Mum coated the vegetables in flour and they often had quite a crust on them by the time they came through the roasting process.  More crust, more flavour I thought.

There was always yummy gravy made from the meat drippings in the pan to go with meal.

In our family Linda and I became known as the gravy twins as we were known for loving seconds of roast vegetables with lashings of tasty gravy.

We still enjoy our roast vegetables and make our own gravy from the drippings - no compromise there.

When preparing the roast vegetables I do the following:-

  • I take a large clean plastic shopping bag and check it has no holes in the base;
  • I place 1/2 cup flour, 1/4 teaspoon hot curry powder, 2 teaspoons sea salt and a sprinkling of ground black pepper in the bottom of the bag;
  • Peel, cut and add as many roast vegetables as you think you need for your family.
  • Hold and twist the top of the bag to prevent flour from escaping and give the flour and vegetables a good shake.  Good idea to hold the bottom of the bag with you other hand.
  • Tip the contents into the baking tray next to your meat and cook alongside until crisp.
  • Add a little oil to vegetables if you think there is not enough drippings from the meat.
For a basic roast you can do just potatoes and sweet potatoes (kumara for us New Zealanders), but you can also add as many root vegetables as you like - pumpkin, quartered red onions, carrot, parsnip and beetroot are all great additions.
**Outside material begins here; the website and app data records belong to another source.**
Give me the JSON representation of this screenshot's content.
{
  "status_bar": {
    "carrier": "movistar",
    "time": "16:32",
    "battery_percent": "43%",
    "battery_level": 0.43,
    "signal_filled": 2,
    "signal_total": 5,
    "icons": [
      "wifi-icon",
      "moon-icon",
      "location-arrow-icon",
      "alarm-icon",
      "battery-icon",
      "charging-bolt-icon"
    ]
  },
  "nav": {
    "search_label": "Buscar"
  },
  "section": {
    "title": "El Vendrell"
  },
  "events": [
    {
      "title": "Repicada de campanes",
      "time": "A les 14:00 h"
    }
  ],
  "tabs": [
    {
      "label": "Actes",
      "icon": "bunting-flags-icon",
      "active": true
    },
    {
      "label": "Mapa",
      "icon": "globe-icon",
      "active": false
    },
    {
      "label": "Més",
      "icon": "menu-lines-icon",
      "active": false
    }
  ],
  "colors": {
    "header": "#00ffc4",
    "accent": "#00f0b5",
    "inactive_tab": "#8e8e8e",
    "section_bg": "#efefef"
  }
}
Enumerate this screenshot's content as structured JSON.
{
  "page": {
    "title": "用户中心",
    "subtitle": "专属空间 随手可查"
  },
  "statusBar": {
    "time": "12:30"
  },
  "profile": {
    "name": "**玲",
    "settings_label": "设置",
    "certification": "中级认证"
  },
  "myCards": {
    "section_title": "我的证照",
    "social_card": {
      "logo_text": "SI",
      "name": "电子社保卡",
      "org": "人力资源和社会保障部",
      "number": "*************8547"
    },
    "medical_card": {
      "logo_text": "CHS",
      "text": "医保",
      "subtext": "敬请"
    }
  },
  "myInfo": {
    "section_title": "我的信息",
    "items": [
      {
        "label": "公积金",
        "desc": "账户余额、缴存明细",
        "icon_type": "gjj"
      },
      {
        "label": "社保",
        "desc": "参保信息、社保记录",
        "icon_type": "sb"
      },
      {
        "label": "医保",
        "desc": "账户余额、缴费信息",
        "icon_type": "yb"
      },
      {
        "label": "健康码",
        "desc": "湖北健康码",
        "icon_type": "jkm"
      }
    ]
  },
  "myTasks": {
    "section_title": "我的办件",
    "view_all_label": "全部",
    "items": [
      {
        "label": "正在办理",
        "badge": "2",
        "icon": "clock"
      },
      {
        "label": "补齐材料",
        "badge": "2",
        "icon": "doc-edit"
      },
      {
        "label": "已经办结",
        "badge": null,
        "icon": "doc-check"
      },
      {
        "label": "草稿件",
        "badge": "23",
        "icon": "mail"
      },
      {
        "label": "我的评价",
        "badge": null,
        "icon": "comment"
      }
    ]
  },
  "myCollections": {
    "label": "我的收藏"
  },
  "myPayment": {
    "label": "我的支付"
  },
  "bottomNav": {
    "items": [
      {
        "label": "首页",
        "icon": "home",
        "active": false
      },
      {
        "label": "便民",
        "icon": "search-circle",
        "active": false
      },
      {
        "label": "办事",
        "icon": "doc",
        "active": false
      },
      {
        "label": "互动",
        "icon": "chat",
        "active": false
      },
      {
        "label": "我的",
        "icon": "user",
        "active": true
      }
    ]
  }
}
Often, when having a salad, I make up what we call a Roast Vegetable Medley.  I include as many root vegetables as possible from the above list and cut them into bite size pieces before roasting.

For the Roast Vegetable Medley there is no meat to cook them with.  I pre heat the oven to 210 degrees celsius (410 degrees fahrenheit), I line a large baking tray with baking paper, tip the vegetables into the tray, drizzle with olive oil, cook for 30 minutes near the top of the oven, take out, turn over the vegetables, cook for another 30 minutes.  At this point you can assess whether you would like them to be a bit crisper or not.

We enjoy them hot with the salad and they are just as nice cold next day as a snack or with a meal.


jan said...

Yummy - now I am hungry. I will have to try these.
xo jan

Jenny said...

Yummy, that sounds lovely. Must try coating the vegies with flour, as you do. And you are so right - there is only one way to make gravy, the proper way, in the pan with the drippings.

No roast for us tonight - we are having corned beef, with carrots, parsnips, oinons and (added later) cabbage all cooked together in the Crock-pot. And served with mustard sauce, of course.

Nancy said...

I roasted three small zucchini and three sweet peppers last night much the same way. They were very tasty!

FredaB said...

I always roast potatoes, onions and carrots around the roast but have never used the flour and seasoning mix.

I am having roast beef tomorrow and will definitely ty it. We are never too old to learn a new way to do something.


ps - we used to have the pan gravy over a piece of bread when we were young.

Shay said...

I do a roast once a week (usually on a Sunday ) and always have roast vegies with it. But I've never dredged them in flour before and it sounds like a great idea to try!